A former Japanese leader conveyed Prime Minister Shinzo Abe’s message to President Park Geun-hye on Friday, an official said, a move that may pave the way for a potential summit between the two neighbors.
Former Japanese Prime Minister Yoshiro Mori delivered the message to Park during their meeting in the presidential office in Seoul, the official said, though details of the message were not immediately available.
The message came as South Korea and Japan are seeking to repair bilateral relations soured by historical disputes stemming from Japan’s 1910-45 colonial rule of the Korean Peninsula.
President Park Geun-hye greets former Japanese Prime Minister Yoshiro Mori at Cheong Wa Dae on Friday. Mori, who was invited to the opening ceremony of the 2014 Asian Games in Incheon, delivered a message from Japanese leader Shinzo Abe to Park. (Yonhap)
Park has shunned a summit with Abe, though they met in a trilateral summit with U.S. President Barack Obama on the sidelines of a nuclear security summit in the Netherlands in March. It was the first summit between Seoul and Tokyo in nearly two years.
Seoul and Tokyo have long been at odds over Japan’s territorial claims to South Korea’s easternmost islets of Dokdo as well as the issue of elderly South Korean women who were forced to serve as sex slaves for Japan’s World War II soldiers.
South Korea has repeatedly urged Japanese leaders to face up to history and take forward-looking measures for the South Korean sex slaves.
Park and Abe are set to attend the upcoming U.N. General Assembly next week, though it remains unclear whether the two leaders will meet.
In Tokyo, South Korea and Japan held a fresh round of talks on Japan’s sexual enslavement of Korean women during World War II.
Lee Sang-deok, director general of the Northeast Asian affairs bureau of the foreign ministry, met his Japanese counterpart,
Junichi Ihara, earlier in the day in their fourth round of talks to discuss the sex slavery issue, according to the foreign ministry.

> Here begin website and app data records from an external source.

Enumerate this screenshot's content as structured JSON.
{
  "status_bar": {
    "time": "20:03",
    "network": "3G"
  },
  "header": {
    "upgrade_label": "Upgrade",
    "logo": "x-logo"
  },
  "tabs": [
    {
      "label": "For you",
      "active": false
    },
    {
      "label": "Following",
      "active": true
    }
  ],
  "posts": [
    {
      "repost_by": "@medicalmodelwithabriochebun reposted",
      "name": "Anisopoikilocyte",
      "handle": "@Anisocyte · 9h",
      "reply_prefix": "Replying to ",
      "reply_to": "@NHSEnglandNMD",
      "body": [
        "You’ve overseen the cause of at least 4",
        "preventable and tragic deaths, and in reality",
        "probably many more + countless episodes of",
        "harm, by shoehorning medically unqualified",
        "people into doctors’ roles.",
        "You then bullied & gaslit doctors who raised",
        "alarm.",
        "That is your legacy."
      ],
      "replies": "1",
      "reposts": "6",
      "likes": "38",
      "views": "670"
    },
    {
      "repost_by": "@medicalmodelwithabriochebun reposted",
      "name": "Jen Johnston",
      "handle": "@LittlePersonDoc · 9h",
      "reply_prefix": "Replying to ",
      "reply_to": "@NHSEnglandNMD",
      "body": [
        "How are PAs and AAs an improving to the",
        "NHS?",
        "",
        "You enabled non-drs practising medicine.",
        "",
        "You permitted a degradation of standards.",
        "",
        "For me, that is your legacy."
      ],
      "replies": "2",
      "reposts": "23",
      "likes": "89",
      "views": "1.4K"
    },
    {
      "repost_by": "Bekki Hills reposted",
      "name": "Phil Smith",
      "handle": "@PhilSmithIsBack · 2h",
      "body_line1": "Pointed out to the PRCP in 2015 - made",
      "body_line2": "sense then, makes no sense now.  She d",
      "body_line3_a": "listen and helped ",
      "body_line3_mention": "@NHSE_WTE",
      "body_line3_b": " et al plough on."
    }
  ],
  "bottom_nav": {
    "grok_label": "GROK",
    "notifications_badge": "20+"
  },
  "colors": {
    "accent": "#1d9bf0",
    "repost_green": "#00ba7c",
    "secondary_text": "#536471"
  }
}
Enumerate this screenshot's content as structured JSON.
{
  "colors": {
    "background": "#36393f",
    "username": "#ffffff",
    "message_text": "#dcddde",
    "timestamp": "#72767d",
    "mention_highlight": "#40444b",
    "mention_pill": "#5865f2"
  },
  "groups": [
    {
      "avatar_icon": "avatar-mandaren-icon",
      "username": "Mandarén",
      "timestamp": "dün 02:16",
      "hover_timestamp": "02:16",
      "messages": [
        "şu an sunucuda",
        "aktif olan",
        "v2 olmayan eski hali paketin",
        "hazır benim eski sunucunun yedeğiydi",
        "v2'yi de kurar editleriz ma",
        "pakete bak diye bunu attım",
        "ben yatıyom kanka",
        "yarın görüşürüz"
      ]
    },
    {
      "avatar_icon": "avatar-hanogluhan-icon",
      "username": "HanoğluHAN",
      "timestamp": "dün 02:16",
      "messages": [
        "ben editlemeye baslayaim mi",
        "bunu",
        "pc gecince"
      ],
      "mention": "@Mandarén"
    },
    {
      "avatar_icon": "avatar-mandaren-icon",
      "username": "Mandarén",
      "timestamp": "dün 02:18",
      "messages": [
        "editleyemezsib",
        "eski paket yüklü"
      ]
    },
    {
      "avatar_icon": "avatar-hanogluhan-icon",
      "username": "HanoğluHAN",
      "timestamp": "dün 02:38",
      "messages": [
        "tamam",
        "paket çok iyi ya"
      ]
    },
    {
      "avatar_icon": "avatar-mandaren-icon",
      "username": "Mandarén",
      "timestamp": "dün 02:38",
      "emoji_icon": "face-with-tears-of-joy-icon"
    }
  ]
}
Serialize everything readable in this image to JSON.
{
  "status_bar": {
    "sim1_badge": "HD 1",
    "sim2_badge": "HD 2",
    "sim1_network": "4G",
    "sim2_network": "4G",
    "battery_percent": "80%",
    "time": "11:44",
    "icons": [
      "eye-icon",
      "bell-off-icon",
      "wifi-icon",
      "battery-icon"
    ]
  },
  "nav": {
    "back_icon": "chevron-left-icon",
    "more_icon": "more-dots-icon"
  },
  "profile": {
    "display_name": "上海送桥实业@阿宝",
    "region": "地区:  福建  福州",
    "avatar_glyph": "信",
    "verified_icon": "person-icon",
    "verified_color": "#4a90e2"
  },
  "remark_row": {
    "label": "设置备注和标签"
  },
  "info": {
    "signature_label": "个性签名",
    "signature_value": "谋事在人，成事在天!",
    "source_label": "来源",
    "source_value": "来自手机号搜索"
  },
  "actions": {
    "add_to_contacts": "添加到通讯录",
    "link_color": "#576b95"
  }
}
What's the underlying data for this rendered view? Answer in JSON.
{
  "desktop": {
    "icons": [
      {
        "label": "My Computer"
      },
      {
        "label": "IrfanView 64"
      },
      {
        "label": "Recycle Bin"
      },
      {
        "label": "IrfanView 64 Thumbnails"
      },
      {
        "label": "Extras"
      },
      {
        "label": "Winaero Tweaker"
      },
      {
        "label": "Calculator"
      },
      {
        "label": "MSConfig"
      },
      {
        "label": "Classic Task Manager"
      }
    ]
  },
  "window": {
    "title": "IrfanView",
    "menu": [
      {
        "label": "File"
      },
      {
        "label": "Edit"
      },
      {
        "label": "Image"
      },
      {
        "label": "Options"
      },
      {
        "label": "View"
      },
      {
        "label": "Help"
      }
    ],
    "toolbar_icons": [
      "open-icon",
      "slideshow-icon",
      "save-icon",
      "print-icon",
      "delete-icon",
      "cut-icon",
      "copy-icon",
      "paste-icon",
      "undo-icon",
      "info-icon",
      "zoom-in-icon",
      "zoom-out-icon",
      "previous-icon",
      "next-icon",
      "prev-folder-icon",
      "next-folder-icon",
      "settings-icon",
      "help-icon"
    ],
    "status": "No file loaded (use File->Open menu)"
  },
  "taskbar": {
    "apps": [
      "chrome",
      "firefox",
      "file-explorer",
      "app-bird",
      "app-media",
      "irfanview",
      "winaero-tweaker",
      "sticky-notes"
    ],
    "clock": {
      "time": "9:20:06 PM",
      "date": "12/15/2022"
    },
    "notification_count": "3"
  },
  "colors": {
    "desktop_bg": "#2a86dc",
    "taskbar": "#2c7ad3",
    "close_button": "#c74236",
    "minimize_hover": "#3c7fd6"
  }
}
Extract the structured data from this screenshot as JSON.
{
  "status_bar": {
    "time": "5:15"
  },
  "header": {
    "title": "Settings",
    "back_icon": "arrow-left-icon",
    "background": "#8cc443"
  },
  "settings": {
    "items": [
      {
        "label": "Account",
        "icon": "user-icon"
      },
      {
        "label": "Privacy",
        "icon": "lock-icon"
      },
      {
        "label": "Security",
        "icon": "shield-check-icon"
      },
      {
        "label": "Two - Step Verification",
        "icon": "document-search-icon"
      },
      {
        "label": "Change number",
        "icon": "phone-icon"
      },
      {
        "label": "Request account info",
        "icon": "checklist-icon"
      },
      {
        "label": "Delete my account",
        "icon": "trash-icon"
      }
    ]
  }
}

In April, the two countries agreed to hold a series of monthly meetings on the issue of the former sex slaves, but they skipped the meeting in June due to Japan’s review of its 1993 apology over the issue before resuming talks in July. A meeting that was supposed to be held in August has been delayed to September. (Yonhap)